When my brother and I were growing up, we were fed a steady diet of Chandamamas and Amar Chitra Kathas. We read and our mother read to us many stories from Indian mythology and history. Both these books, however, were for the older children. The Chandamamas told stories in long text with few pictures while the Amar Chitra Kathas told the stories through dialogues and pictures in comic book format.

Moreover, the stories, especially those from our religion and mythology are not told in child-friendly terms. Here, I'm thinking of the story of Krishna and the events leading up to it, including the slaying of seven of his siblings by Kamsa, hardly appropriate for a child just learning to read or even slightly older children. When I first read the story to N from a "children's book" (he was slightly over three then) I had to skip the pages where the language was particularly gory.

My search for Indian books for N was proving to be hopeless. That is, until I found Read India Books, quite by accident. I found Indian stories with Indian characters set in Indian households, towns and cities. The language was excellent, not childish but definitely child friendly. Here's an example from a story called A Royal Procession:
It was early in the morning when Parvati and her brother Laxman entered the monastery through the tall gates. Their father was a potter and they had come to deliver earthen pots, plates, bowls and glasses.

Putting down her basket, Parvati looked around the courtyard, which was surrounded by a row of small rooms, and asked, "Is this where the Buddhist monks stay?"

"Yes," said Laxman. "They live in those rooms and pray to Lord Buddha in that temple. This place is called a vihara."
The Royal Procession is from a series called "Once Upon an India" written by Subhadra Sen Gupta and illustrated by Tapas Guha. The set contains four books, one each from the Maurya period, the Pallava period, the Mughal period and the Freedom Movement.

(N's thoughts on The Royal Procession, a story about two children who got to see King Ashoka in person: the story was good because it really happened (which he tells me he figured out from the last section of the book, "Fun Facts of History"), because he got to see the king on the elephant, because the art was good, and because the children were very lucky to have met the king.)

Read India Books is an arm of the Pratham organization. According to their website,
Pratham Books is a not-for-profit trust that seeks to publish high-quality books for children at a affordable cost in multiple Indian languages. Pratham Books is trying to create a shift in the paradigm for publishing children’s books in India. The low cost model proves that children’s literature can be attractive and affordable and therefore more accessible.

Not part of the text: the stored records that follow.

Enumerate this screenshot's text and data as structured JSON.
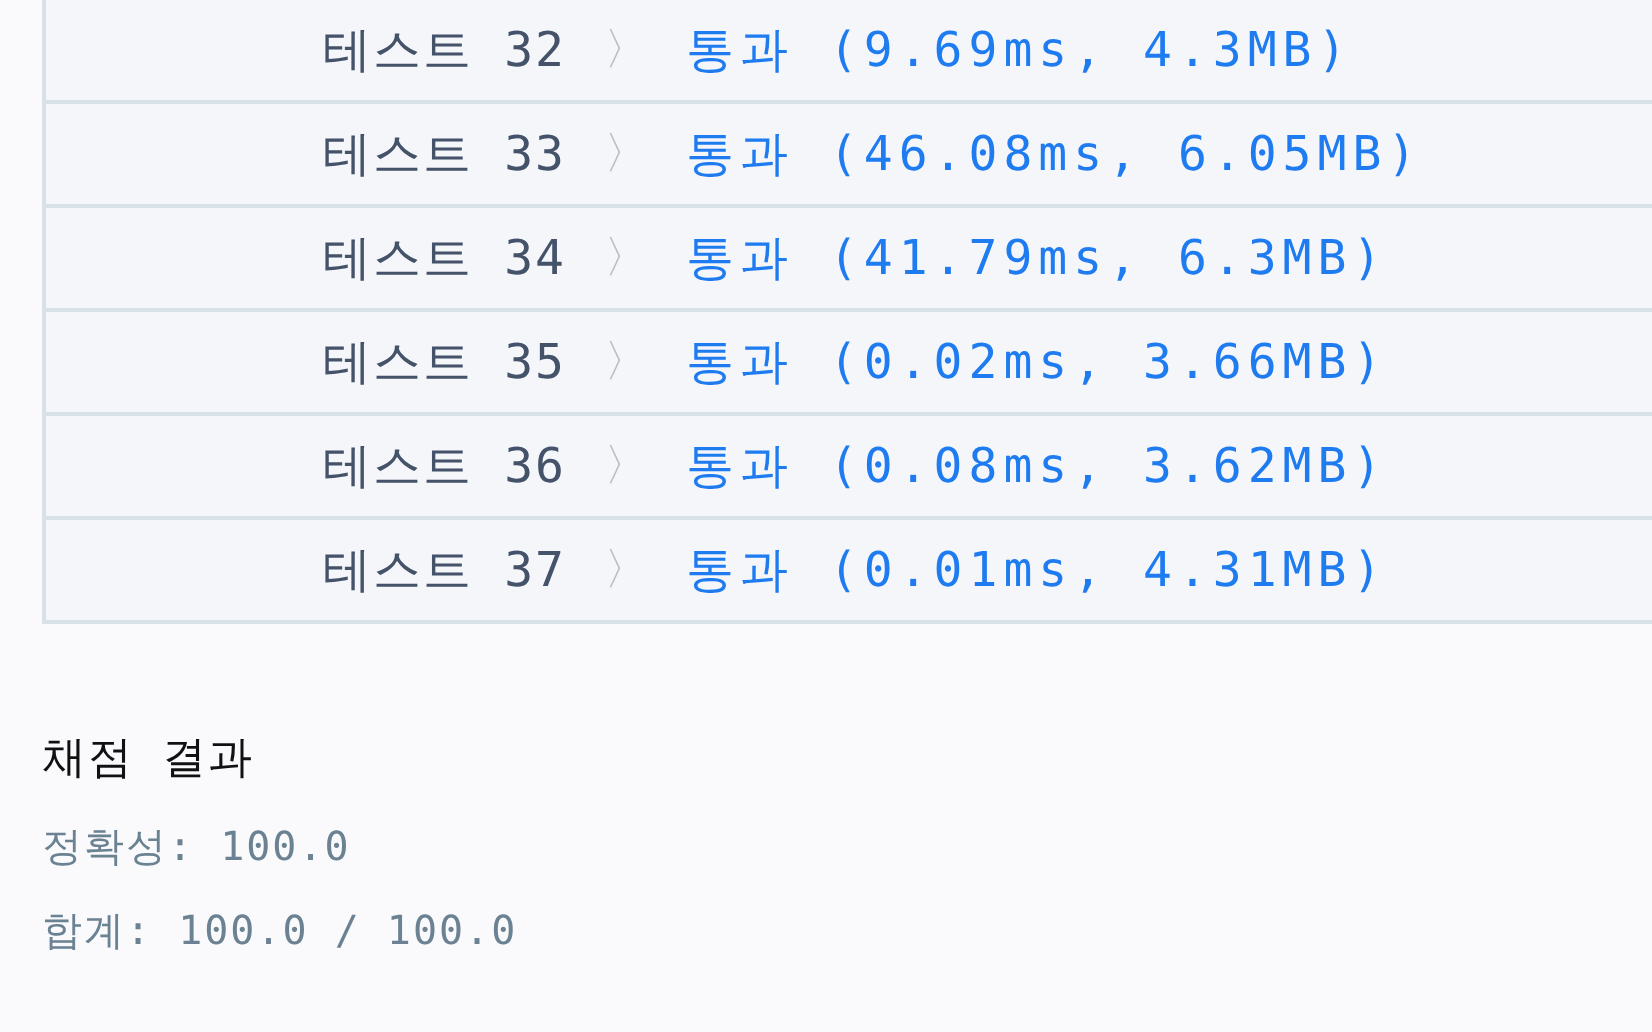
{
  "tests": [
    {
      "label": "테스트 32",
      "chevron": "〉",
      "status": "통과",
      "detail": "(9.69ms, 4.3MB)"
    },
    {
      "label": "테스트 33",
      "chevron": "〉",
      "status": "통과",
      "detail": "(46.08ms, 6.05MB)"
    },
    {
      "label": "테스트 34",
      "chevron": "〉",
      "status": "통과",
      "detail": "(41.79ms, 6.3MB)"
    },
    {
      "label": "테스트 35",
      "chevron": "〉",
      "status": "통과",
      "detail": "(0.02ms, 3.66MB)"
    },
    {
      "label": "테스트 36",
      "chevron": "〉",
      "status": "통과",
      "detail": "(0.08ms, 3.62MB)"
    },
    {
      "label": "테스트 37",
      "chevron": "〉",
      "status": "통과",
      "detail": "(0.01ms, 4.31MB)"
    }
  ],
  "result": {
    "title": "채점 결과",
    "lines": [
      "정확성: 100.0",
      "합계: 100.0 / 100.0"
    ]
  }
}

Read India Books is an imprint of Pratham Books and is the first of several publishing brands that we hope to create. Over the next one year Pratham Books will publish an additional 100 children’s book titles under the Read India brand.
The books are categorized by age groups and are available in a few Indian languages in addition to English. For example, the Tell Me Now! Series, Khikkhil Tota (Hindi, Marathi and Kannada), a series called Primers are all recommended for 3-6 year olds. Books such as Hum Sab Prani, Paheliyaan, Out and About with Ajja (available in Hindi, English, Marathi, Kannada, Urdu and Gujarati), Wild and Wacky Animal Tales (available in Hindi, English, Marathi, Kannada, Urdu and Gujarati) are recommended for 6-9 year olds and The Quirquincho and The Fox, The Magic Powder, Ganga ki Lehrein (English, Hindi, Marathi and Kannada), a set of short stories in Hindi, Marathi and Kannada are all aimed at 10-14 year olds.

The books are printed on glossy, high-quality paper and book lengths range from about 15 pages to about 30 pages each. The color and the quality of the illustrations are excellent, as is the print. The type face is large and spaced so children can follow the words easily. The books are priced from Rs. 5 each (the Tell Me Now! Series) to about Rs. 25 each, and can be ordered online from Read India Books' website.

If you've been looking for high quality children's books in Indian languages with Indian stories told well but have been disappointed so far, I say your search has ended.

Crossposted on Project Child.